Look through the records, and whenever a line includes the word "JSON", copy it.

####

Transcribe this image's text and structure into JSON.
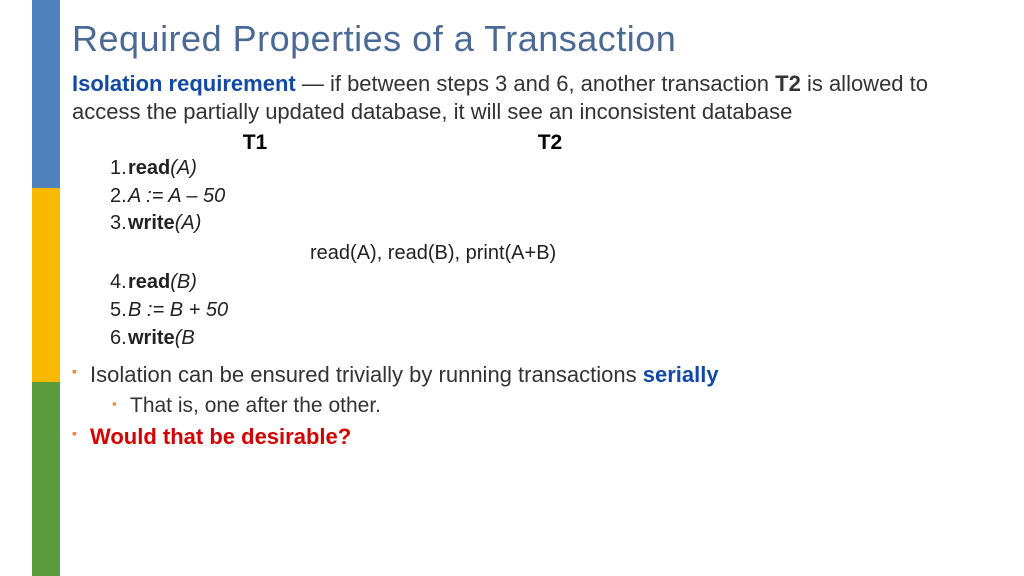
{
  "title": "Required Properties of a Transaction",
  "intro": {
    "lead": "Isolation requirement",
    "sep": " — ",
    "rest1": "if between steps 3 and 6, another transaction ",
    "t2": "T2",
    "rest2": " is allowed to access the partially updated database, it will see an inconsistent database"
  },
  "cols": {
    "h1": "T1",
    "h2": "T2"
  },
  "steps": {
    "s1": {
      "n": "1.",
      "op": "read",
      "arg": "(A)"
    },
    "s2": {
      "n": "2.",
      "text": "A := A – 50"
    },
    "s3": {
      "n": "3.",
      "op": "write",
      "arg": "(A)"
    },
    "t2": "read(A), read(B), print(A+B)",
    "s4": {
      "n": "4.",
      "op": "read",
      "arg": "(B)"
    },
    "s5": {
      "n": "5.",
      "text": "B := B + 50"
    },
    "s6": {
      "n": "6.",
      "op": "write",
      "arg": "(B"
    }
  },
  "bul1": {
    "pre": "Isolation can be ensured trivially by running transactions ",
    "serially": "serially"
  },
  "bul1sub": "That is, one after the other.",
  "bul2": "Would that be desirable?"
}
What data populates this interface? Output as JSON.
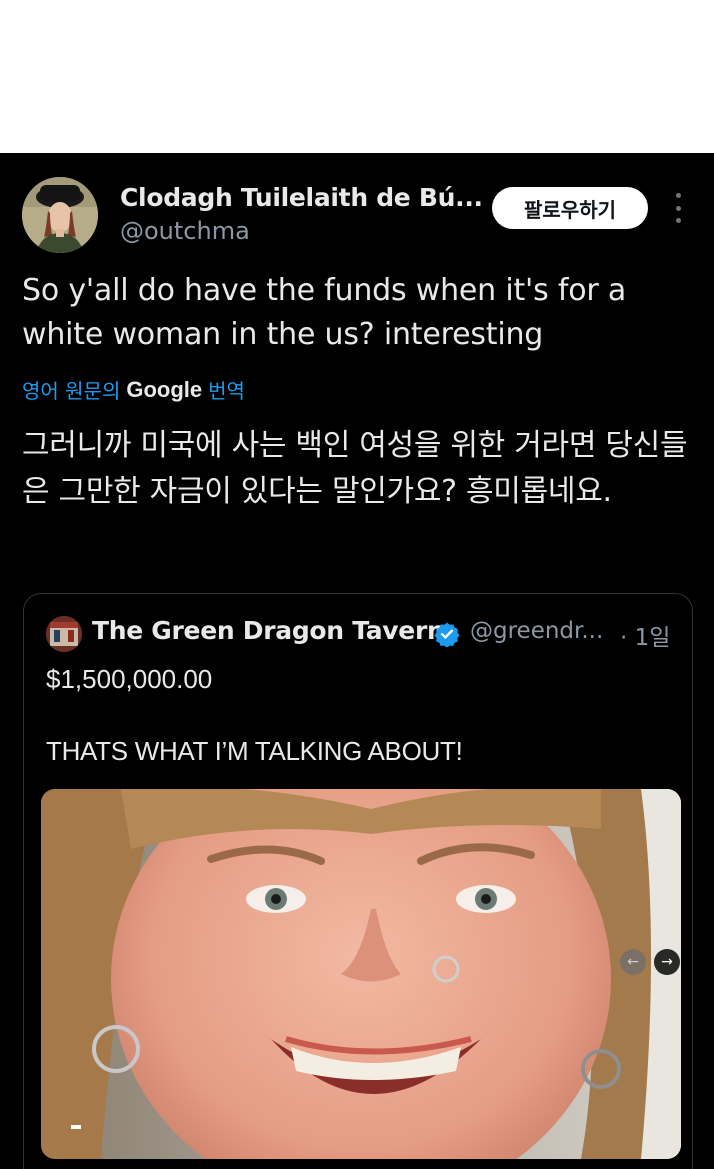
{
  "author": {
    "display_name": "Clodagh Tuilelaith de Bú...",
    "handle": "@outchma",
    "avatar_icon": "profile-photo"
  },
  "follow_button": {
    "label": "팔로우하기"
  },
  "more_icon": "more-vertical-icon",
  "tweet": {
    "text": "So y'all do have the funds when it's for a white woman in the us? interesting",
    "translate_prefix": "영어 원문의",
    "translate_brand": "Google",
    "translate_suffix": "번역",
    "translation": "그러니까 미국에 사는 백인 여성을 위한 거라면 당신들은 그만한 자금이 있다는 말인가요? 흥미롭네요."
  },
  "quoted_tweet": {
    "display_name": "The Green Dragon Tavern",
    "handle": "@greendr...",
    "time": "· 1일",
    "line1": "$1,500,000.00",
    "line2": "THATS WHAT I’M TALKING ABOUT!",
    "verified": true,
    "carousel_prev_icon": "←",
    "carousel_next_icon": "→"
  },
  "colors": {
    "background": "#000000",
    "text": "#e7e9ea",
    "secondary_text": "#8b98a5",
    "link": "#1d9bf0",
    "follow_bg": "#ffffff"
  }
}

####

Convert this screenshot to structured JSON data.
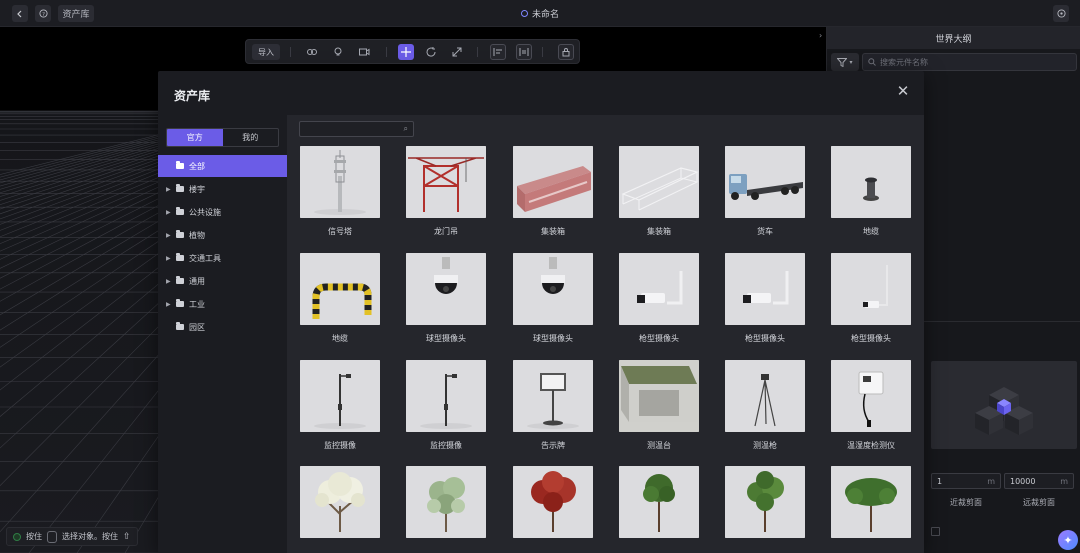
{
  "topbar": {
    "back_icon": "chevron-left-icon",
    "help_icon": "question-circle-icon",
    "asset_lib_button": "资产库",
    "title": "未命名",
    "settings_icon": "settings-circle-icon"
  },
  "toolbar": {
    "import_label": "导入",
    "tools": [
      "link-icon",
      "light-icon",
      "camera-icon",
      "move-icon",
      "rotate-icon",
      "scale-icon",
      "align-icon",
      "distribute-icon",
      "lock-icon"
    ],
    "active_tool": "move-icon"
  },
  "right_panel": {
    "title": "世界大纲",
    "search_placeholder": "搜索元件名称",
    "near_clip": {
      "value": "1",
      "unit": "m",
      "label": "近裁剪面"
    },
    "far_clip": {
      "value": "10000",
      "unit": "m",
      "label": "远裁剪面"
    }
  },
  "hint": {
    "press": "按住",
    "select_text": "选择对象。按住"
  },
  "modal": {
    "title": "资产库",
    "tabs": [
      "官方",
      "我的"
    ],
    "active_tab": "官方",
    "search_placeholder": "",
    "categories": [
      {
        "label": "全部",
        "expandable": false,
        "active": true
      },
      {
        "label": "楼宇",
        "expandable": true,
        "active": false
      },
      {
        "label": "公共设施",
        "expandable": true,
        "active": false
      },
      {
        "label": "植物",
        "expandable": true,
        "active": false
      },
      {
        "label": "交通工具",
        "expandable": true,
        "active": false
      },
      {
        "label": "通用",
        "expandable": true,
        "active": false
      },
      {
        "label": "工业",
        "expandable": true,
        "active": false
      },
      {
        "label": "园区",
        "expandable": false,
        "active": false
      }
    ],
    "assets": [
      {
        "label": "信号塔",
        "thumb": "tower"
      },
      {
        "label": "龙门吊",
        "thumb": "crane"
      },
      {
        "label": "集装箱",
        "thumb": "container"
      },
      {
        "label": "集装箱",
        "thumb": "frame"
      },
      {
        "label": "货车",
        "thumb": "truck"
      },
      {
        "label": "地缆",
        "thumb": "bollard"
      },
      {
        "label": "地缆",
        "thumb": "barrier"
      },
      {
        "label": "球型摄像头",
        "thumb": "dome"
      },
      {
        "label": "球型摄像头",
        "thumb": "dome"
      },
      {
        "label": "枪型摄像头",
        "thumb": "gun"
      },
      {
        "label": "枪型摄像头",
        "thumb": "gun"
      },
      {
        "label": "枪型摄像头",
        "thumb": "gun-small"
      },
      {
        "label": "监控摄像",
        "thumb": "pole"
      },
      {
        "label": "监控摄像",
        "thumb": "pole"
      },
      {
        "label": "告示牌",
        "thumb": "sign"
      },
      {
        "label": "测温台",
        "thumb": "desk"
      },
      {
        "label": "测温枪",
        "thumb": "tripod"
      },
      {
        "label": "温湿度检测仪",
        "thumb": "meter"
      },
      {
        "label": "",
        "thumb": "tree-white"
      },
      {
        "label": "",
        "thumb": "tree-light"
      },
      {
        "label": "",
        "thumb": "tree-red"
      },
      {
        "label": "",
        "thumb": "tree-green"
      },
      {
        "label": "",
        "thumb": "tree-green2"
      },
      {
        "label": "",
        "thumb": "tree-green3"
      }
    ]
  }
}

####

# RESPONSE TO THIS EXERCISE
Transcribe this image's text and structure into JSON.
What data populates this interface? Output as JSON.
Convert this screenshot to structured JSON data.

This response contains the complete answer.